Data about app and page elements
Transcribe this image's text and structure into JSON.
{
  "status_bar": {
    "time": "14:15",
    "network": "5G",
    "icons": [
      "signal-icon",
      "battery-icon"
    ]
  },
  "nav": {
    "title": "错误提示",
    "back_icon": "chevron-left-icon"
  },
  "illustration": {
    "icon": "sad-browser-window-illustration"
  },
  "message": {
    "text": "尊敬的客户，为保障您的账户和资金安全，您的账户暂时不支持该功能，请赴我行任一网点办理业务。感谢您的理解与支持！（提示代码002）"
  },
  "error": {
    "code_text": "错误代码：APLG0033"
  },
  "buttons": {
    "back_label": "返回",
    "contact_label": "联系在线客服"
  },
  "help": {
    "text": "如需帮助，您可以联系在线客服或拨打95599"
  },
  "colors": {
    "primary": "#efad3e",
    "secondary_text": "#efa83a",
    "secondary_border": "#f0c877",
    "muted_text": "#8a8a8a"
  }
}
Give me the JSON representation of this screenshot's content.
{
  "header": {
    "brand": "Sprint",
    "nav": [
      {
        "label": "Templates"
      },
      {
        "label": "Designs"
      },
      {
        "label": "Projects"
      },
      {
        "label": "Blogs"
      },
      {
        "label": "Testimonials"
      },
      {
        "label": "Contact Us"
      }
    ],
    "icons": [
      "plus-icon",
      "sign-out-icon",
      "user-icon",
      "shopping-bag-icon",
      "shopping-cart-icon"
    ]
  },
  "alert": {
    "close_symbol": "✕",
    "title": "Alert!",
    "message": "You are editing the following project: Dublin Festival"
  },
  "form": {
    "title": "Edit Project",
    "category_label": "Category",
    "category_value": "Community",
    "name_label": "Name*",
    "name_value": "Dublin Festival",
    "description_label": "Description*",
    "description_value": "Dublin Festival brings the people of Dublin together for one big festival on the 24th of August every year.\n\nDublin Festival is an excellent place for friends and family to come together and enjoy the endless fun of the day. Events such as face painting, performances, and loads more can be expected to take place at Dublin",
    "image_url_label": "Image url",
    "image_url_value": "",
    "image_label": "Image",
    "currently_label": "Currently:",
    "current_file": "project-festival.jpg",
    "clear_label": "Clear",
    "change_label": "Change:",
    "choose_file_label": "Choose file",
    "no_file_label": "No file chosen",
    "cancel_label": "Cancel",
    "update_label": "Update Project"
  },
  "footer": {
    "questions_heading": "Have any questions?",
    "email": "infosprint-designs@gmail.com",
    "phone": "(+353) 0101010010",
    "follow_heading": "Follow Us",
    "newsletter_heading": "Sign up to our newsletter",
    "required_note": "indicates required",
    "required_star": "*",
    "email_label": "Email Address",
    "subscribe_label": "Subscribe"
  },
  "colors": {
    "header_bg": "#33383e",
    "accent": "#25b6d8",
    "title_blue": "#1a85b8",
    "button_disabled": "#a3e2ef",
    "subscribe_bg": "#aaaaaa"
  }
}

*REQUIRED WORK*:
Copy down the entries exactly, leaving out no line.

*SOLUTION FOR THIS PROBLEM*:
Transcribe this image's text and structure into JSON.
{
  "status_bar": {
    "time": "14:15",
    "network": "5G",
    "icons": [
      "signal-icon",
      "battery-icon"
    ]
  },
  "nav": {
    "title": "错误提示",
    "back_icon": "chevron-left-icon"
  },
  "illustration": {
    "icon": "sad-browser-window-illustration"
  },
  "message": {
    "text": "尊敬的客户，为保障您的账户和资金安全，您的账户暂时不支持该功能，请赴我行任一网点办理业务。感谢您的理解与支持！（提示代码002）"
  },
  "error": {
    "code_text": "错误代码：APLG0033"
  },
  "buttons": {
    "back_label": "返回",
    "contact_label": "联系在线客服"
  },
  "help": {
    "text": "如需帮助，您可以联系在线客服或拨打95599"
  },
  "colors": {
    "primary": "#efad3e",
    "secondary_text": "#efa83a",
    "secondary_border": "#f0c877",
    "muted_text": "#8a8a8a"
  }
}
Give me the JSON representation of this screenshot's content.
{
  "header": {
    "brand": "Sprint",
    "nav": [
      {
        "label": "Templates"
      },
      {
        "label": "Designs"
      },
      {
        "label": "Projects"
      },
      {
        "label": "Blogs"
      },
      {
        "label": "Testimonials"
      },
      {
        "label": "Contact Us"
      }
    ],
    "icons": [
      "plus-icon",
      "sign-out-icon",
      "user-icon",
      "shopping-bag-icon",
      "shopping-cart-icon"
    ]
  },
  "alert": {
    "close_symbol": "✕",
    "title": "Alert!",
    "message": "You are editing the following project: Dublin Festival"
  },
  "form": {
    "title": "Edit Project",
    "category_label": "Category",
    "category_value": "Community",
    "name_label": "Name*",
    "name_value": "Dublin Festival",
    "description_label": "Description*",
    "description_value": "Dublin Festival brings the people of Dublin together for one big festival on the 24th of August every year.\n\nDublin Festival is an excellent place for friends and family to come together and enjoy the endless fun of the day. Events such as face painting, performances, and loads more can be expected to take place at Dublin",
    "image_url_label": "Image url",
    "image_url_value": "",
    "image_label": "Image",
    "currently_label": "Currently:",
    "current_file": "project-festival.jpg",
    "clear_label": "Clear",
    "change_label": "Change:",
    "choose_file_label": "Choose file",
    "no_file_label": "No file chosen",
    "cancel_label": "Cancel",
    "update_label": "Update Project"
  },
  "footer": {
    "questions_heading": "Have any questions?",
    "email": "infosprint-designs@gmail.com",
    "phone": "(+353) 0101010010",
    "follow_heading": "Follow Us",
    "newsletter_heading": "Sign up to our newsletter",
    "required_note": "indicates required",
    "required_star": "*",
    "email_label": "Email Address",
    "subscribe_label": "Subscribe"
  },
  "colors": {
    "header_bg": "#33383e",
    "accent": "#25b6d8",
    "title_blue": "#1a85b8",
    "button_disabled": "#a3e2ef",
    "subscribe_bg": "#aaaaaa"
  }
}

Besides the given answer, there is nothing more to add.